The Diamond Julibee will be marked with a special four-day holiday weekend in the UK…packed with enough pomp and spectacle to rival Prince William and Catherine Middleton’s royal wedding.”

One spectular event will be a parade of up to a 1,000 boats, ships and steamers lead by the Queen’s Royal Barge down a seven mile stretch of the Thames.  In past centuries the river was often used for royal celebrations but less so in modern times.  Surely Handel’s “Water Music” will be played! 

Many other events are planned including a concert at Buckingham Palace, lighting of beacons across the Commonwealths and a service of thanksgiving at St. Paul’s Cathedral. 

Her great-great-grandmother, Queen Victoria, the longest reigning British monarch and longest reigning female monarch, was on the throne for sixty-three years and seven months.  Queen Victoria’s beloved Prince Albert died twenty-one years into their marriage and left her with forty years of widowhood.  Queen Elizabeth, who will be 86 this April 21, has enjoyed good health and the continued companionship of her husband, Prince Phillip, 90.

I admire the Queen as she has aged gracefully through the years.  She continues to carry out her duties dressed appropriately as always in her coordinated coat dresses and hats whether entertaining a United States president, addressing Parliment or greeting her subjects.  Her royal status has not shielded her from the usual ups and downs of ordinary family life.  Whatever the royal family does – good or bad – is fair foddar for the British tabloids.

Queen Elizabeth deserves a magnificent Diamond Jubilee!  I wish I could be back in London June 2-5 to celebrate.  Long live the Queen!

Related articles and sites
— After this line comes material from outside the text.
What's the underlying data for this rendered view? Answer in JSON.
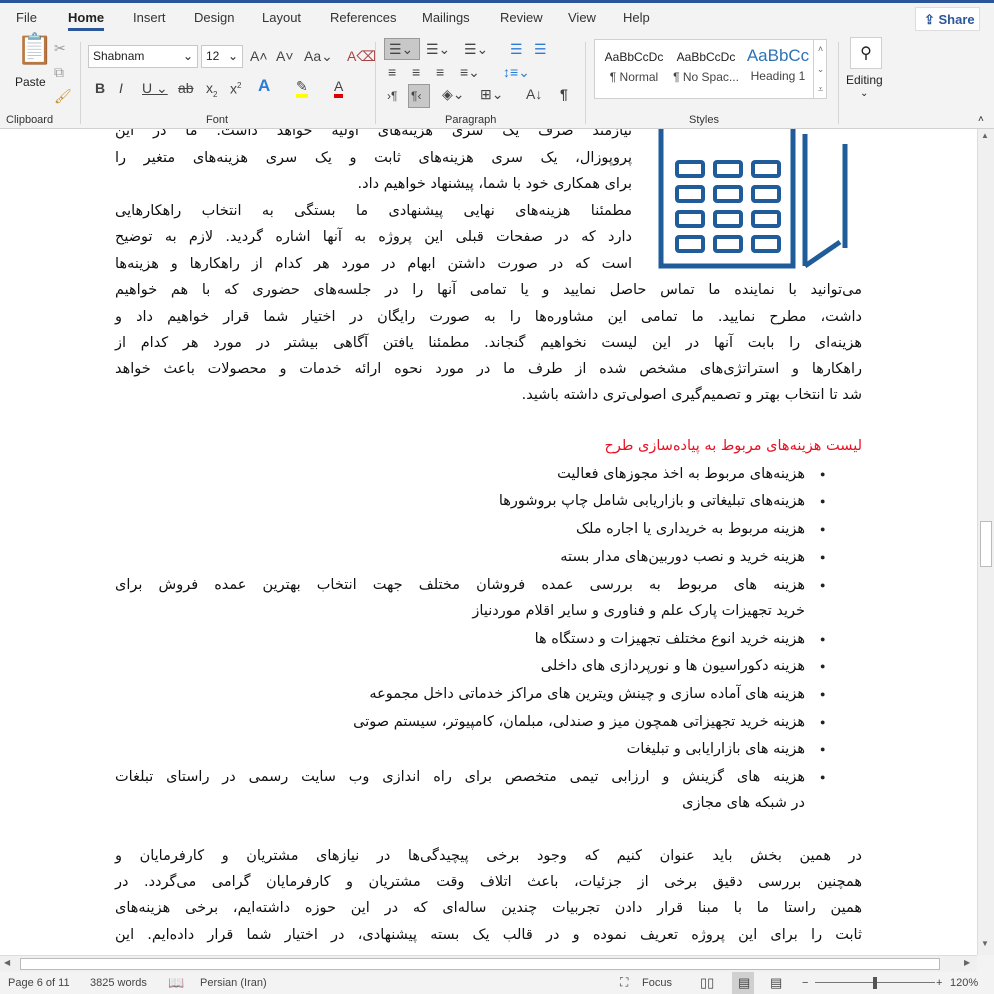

http://culture.gov.uk/news/news_stories/8028.aspx 
 http://www.2012queensdiamondjubilee.com/
http://www.royal.gov.uk/
http://www.nytimes.com/2012/01/17/world/europe/education-minister-suggests-a-yacht-for-queen-elizabeth-ii.html?_r=1